The current study employed a whole blood assay designed to permit the quantification of cytokines produced by the full array of immune cells acting in concert within their normal milieu and is thought to simulate the in vivo environment (De Groote et al., 1992
). In contrast, others have measured cytokine production by activated monocytes or mononuclear cells (e.g., Suarez et al., 2003
), which provides greater specificity, but a less accurate picture of the total immune response. Evidence suggests that these differing methods can influence results. For example, in samples taken from the same healthy individuals, the stimulation of isolated mononuclear cells resulted in higher levels of IL-1 than the stimulation of whole blood cultures that contained identical concentrations of mononuclear cells, suggesting a downregulation of the cytokine response by elements in whole blood (DeGroote et al., 1992
). Given the goals of the current study, we selected to use a whole blood assay that offers a closer approximation of in vivo immune processes. Future work may benefit from the isolation of cells to permit an examination of the specific immune cells contributing to the observed inflammatory response (e.g. intracellular cytokine staining for flow cytometry).
It is well documented that women are more susceptible than men to a number of inflammatory conditions (e.g., autoimmune diseases) (Gleicher and Barad, 2007
; Lockshin, 2001
). However, the mechanisms of these differences are poorly elucidated. Although gender differences in cytokine production may contribute to this differential risk, it is important to note that the clinical significance of individual differences in pro-inflammatory cytokine production remain unclear. That said, initial evidence shows a positive association of stimulated cytokine production with health risk. For example, higher levels of LPS-stimulated inflammatory activity have been observed in patients with rheumatoid arthritis relative to healthy controls (Scuderi et al., 2003
) and among post myocardial infarction patients who go on to experience heart failure when compared with those who do not (Satoh et al., 2006

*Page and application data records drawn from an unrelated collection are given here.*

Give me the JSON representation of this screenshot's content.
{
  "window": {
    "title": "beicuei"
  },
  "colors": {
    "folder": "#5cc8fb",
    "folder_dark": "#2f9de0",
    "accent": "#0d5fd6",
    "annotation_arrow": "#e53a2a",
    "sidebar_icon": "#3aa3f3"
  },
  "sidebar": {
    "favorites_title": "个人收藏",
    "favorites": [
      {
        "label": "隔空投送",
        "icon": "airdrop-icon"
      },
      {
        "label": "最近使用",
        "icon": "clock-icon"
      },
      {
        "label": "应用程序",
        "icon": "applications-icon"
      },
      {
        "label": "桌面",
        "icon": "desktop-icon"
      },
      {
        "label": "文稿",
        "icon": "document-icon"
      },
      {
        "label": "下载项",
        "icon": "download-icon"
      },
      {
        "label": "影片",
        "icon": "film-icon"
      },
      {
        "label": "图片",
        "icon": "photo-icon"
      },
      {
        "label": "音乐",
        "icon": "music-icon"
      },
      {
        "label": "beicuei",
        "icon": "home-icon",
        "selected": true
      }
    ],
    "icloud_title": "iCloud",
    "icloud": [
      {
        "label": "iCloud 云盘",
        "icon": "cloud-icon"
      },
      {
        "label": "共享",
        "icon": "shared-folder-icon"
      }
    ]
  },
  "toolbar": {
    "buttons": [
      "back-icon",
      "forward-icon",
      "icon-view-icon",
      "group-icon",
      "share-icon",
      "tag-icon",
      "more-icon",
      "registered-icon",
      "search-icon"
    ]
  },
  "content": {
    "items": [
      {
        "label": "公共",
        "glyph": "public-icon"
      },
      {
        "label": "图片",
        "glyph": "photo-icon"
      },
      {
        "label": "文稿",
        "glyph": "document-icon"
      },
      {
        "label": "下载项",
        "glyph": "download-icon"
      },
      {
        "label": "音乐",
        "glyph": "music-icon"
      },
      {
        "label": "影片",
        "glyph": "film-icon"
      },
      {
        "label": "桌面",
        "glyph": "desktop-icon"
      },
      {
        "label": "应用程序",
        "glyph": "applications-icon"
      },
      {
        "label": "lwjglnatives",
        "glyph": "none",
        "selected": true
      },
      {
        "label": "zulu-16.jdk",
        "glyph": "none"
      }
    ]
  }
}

). Thus, further prospective investigation of gender differences in stress induced cytokine reactivity is justified to determine whether individual response patterns contribute to susceptibility to inflammatory disease.